"It's really cool to see ladies playing," Street Fighter commentator Let Blood Run said during a Third Strike match at Cooperation Cup just a few days ago. A decent enough statement, though the sentiment didn't last long. "You know what? I mean, I respect it, but it also pisses me off when girls, like, just want to play Chun Li. Pick Q. That's cool. You're gonna lose anyway." Oh, no. Not this again. https://twitter.com/MetalKatTV/status/1081779117194764289 It's almost like a running gag at this point. Somewhere on Twitter, there's an exhausted factory worker writing a zero on a "___ days without incident" chalkboard. Though many players (Dominique "SonicFox" McLean) and organisations (Los Angeles Valiant) have been doing exceptionally good work and making the space feel more inclusive, many others are still shrugging off their responsibilities. Indeed, "I didn't mean that," being the aegis of Let Blood Run and others who seemingly feel as though they've done nothing wrong. It's the mantra we've become so accustomed to in the shadow of these all too common occurrences. This notion that the burden of acceptance and responsibility is on the audience is thoroughly abhorrent, but it's something that we've seen become more of a cultural norm over the last few years. In order for the overall quality of a community to improve, its leaders must be cognizant of the fact that they have quite a bit of influence. Particularly in the FGC, where a good number of spectators are also tournament competitors. If the idea is to see a scene grow, throwing poison into the well won't help to achieve that goal. Unfortunately, this was not the only incident that left people shaking their heads over the last week. In what was one of the most bizarre occurrences in professional Overwatch to date, we witnessed the rise and fall of "Ellie," a supposedly female player that was acquired by the Contenders team Second Wind. In about a month's time, this personality spawned like a juicy item on a heavily populated map — and had about the same impact. People on all sides fought over Ellie's legitimacy, but she was gone before anything really happened. https://twitter.com/SecondWindGG/status/1081380610223075328 At the heart of this issue was the curious fact that a high-ranking DPS player appeared overnight, and no one in the professional community had heard of them. Simply put, this would be an incredibly difficult feat to pull off. After plenty of conjecture, Cloud9 streamer Aspen revealed that Ellie was not real. She was the invention of a player named Punisher, who apparently created Ellie as a "social experiment." The fallout from this mess has been widespread. While many in the community crucified journalists that were quick to report on the drama, the fact remains that there was a lot more brewing than the development of questionable talent. Most of this stemmed from leaked comments by Haunt, a player with a history of toxicity, who said he was going to dox, or publish private information about, Ellie. Regardless of which side of the fence you're on, this mindset is dangerous for pretty obvious reasons.
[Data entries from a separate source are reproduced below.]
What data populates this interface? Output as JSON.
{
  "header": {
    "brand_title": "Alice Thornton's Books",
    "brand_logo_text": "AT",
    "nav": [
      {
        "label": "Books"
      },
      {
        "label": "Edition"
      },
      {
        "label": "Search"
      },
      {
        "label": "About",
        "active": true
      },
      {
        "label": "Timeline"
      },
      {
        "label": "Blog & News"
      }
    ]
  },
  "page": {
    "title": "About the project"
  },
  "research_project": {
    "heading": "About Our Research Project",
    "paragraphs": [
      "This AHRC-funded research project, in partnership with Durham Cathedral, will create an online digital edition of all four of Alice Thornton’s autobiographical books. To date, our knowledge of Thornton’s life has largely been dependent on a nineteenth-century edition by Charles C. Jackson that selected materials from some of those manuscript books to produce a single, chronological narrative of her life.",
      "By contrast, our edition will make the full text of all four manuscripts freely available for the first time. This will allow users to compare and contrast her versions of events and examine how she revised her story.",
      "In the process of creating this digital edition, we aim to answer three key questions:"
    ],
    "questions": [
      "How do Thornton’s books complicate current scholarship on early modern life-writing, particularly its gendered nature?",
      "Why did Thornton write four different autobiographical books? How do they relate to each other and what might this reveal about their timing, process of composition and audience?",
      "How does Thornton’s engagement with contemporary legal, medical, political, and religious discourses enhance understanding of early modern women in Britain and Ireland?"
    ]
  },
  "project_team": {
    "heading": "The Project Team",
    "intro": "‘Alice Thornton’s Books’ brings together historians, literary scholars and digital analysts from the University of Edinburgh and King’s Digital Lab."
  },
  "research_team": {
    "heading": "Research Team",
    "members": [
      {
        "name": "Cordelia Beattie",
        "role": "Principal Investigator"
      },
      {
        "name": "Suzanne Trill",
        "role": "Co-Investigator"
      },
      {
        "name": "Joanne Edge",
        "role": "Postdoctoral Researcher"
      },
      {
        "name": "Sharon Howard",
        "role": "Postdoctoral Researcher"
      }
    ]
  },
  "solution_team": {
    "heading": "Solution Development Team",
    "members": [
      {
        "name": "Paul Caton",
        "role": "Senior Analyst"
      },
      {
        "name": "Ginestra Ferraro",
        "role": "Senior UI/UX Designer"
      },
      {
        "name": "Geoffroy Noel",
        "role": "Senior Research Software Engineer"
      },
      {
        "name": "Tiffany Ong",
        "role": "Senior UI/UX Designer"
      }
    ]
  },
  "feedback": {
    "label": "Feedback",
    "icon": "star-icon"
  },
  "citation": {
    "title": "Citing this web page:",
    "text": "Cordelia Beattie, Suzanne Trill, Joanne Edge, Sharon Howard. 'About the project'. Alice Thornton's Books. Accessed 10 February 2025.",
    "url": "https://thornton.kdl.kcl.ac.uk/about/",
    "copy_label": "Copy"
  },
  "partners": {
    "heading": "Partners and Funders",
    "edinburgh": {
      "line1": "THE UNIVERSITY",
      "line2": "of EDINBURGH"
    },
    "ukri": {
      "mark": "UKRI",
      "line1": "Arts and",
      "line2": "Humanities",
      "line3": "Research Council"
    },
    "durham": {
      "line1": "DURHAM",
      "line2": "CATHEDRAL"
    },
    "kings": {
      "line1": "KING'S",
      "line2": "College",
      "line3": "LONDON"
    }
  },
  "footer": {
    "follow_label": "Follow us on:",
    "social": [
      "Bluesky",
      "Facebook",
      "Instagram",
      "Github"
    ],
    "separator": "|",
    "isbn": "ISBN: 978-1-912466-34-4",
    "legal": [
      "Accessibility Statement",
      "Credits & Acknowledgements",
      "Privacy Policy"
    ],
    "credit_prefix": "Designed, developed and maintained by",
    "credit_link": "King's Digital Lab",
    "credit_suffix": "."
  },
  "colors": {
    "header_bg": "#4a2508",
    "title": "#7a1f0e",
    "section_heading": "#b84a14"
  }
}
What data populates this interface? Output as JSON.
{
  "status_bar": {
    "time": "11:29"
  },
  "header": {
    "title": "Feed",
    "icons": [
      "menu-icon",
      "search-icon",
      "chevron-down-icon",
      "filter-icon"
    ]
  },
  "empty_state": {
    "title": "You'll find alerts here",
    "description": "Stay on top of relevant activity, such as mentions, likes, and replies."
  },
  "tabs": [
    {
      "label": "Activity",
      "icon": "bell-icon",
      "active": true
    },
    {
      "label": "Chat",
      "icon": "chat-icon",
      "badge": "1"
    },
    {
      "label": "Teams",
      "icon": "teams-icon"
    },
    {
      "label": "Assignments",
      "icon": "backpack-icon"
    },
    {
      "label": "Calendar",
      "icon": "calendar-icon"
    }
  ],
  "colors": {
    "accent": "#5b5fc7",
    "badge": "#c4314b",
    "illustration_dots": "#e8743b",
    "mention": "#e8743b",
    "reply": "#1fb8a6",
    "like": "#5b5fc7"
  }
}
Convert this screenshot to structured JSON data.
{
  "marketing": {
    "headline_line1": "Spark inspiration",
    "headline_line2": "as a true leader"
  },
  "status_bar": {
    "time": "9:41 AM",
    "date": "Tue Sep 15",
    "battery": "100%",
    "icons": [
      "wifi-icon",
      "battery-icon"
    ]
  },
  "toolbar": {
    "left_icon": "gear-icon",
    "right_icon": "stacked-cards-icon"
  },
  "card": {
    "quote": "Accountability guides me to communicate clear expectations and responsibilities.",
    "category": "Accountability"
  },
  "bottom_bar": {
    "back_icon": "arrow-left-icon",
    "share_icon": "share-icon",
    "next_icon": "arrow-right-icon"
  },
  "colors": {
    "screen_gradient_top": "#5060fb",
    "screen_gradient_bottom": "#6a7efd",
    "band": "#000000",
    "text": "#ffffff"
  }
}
Moreover, Punisher's actions have now put the genuine female players in a situation where the typical scrutiny will be amplified. Se-yeon "Geguri" Kim's experiences of harassment are probably the most well-documented at the professional level, but other issues continue to plague the competitive ladder. Outside of professional Overwatch, women have been pretty vocal about the hostility that comes from simply using voice chat. Analynn "Bawlynn" Dang, Social Media Director for the Los Angeles Gladiators, recently tweeted about a poor experience on her way to Grandmaster ranking last ladder season. https://twitter.com/bawlynn/status/1078519193492844544 Imagine not even being able to talk, lest you become an instant scapegoat. Or having a warped sense of social agency and importance to the point where you feel comfortable saying these things to fellow players. Unfortunately, this is just another in a long list of similar examples from that camp. Truly tackling this issue necessitates a widespread paradigm shift that will likely not come anytime soon. As many panellists said at the Girls in Gaming Summit last year, playing games regularly and at high levels of competition has only recently become culturally acceptable for many girls and young women. Of course, winning the fight at home is very different from earning the respect of random online people who are likely out for a quick laugh for themselves. Hopefully, the esports community will actively work on improving its image this year. Maybe instead of wading through "I didn't mean that," and "The internet raised me, so I didn't learn how to be nice to people" posts, we can start seeing some meaningful progress and healthy growth.
More problems with sexism mar esports' start to 2019
Published on January 13th, 2019